__REQUIRED ACTION__. Copy each line below that has "value".

[[ PROVIDED DATA open ]]

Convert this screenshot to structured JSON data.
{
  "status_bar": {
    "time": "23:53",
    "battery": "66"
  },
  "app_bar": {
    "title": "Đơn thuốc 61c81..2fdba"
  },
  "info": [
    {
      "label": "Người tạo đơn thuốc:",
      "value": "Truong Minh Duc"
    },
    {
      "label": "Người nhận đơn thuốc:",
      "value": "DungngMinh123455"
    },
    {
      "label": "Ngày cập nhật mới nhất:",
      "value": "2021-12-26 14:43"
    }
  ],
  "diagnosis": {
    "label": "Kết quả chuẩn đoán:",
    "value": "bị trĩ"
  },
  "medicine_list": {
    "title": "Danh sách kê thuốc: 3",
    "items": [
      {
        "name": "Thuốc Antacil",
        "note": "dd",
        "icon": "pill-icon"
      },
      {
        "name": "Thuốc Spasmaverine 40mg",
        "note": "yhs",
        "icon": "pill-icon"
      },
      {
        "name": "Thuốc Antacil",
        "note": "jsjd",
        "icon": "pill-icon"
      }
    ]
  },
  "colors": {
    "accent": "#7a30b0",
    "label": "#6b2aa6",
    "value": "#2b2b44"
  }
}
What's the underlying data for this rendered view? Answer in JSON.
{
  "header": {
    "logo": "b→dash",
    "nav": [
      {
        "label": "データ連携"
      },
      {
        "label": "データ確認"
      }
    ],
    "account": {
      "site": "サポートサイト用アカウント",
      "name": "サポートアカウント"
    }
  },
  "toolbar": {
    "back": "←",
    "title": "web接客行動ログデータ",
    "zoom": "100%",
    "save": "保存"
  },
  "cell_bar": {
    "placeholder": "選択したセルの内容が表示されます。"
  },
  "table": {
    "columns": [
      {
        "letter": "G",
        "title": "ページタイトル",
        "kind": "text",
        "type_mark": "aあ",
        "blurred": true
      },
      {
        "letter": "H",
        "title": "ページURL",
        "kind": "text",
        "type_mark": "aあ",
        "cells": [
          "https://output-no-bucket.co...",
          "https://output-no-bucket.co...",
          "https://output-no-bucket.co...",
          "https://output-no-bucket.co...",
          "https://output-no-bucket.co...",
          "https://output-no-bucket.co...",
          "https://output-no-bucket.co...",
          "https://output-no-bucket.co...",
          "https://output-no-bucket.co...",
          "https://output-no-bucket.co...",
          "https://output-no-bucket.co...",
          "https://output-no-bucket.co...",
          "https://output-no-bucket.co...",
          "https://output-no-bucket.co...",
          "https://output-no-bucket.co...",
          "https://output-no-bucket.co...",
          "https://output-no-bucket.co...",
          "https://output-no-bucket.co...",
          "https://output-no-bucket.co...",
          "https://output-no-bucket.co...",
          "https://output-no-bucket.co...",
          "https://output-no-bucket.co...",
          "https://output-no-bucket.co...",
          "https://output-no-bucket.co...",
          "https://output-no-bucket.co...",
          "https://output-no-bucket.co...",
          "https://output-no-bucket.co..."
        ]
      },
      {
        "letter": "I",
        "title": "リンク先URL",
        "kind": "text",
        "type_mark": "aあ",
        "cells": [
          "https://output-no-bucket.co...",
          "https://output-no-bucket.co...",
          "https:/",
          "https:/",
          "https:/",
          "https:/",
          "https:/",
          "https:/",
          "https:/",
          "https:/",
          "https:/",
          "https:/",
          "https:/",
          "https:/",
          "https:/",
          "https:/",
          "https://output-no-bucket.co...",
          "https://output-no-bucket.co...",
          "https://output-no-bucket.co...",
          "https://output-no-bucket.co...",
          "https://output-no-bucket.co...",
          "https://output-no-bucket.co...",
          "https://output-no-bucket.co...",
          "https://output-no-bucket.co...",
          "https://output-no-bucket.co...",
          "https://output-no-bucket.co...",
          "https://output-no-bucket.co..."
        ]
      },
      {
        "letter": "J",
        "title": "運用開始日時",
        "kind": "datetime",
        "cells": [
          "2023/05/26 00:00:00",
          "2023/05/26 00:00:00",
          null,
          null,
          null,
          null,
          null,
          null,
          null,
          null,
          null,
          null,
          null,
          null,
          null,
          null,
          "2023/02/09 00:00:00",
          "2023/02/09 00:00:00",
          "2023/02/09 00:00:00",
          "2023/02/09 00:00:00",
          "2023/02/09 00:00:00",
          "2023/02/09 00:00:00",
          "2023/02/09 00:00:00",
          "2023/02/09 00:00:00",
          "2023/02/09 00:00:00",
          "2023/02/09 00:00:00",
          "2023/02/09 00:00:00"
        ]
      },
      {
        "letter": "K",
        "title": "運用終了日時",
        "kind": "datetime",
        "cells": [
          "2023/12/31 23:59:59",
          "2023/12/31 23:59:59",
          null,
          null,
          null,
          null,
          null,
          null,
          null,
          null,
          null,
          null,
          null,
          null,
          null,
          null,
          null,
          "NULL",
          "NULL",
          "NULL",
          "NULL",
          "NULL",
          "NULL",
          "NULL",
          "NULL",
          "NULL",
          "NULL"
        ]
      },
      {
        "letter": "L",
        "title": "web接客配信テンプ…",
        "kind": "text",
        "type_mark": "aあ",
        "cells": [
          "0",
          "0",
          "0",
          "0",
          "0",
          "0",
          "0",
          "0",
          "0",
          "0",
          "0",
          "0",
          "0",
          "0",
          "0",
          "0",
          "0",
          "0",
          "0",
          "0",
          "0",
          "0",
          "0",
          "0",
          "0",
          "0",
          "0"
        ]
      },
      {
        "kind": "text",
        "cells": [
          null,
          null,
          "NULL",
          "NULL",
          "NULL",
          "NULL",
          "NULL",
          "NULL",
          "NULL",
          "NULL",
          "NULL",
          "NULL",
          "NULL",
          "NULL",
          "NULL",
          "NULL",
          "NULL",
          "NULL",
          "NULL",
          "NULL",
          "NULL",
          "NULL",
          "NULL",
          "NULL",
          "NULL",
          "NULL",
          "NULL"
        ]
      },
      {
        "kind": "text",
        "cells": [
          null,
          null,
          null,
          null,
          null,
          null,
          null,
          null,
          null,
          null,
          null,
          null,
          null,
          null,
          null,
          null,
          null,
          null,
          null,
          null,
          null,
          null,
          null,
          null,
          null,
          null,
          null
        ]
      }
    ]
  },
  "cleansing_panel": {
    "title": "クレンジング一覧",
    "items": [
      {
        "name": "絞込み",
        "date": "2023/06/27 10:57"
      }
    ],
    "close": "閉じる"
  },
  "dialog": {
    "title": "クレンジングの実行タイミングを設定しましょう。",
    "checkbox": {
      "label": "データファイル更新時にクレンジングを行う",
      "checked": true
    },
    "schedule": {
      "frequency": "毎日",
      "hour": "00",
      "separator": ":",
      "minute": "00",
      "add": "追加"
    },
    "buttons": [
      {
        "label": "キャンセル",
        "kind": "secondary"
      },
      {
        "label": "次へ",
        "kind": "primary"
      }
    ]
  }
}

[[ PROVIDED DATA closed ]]

__SOLUTION FOR THIS EXERCISE__.
      "value": "Truong Minh Duc"
      "value": "DungngMinh123455"
      "value": "2021-12-26 14:43"
    "value": "bị trĩ"
    "value": "#2b2b44"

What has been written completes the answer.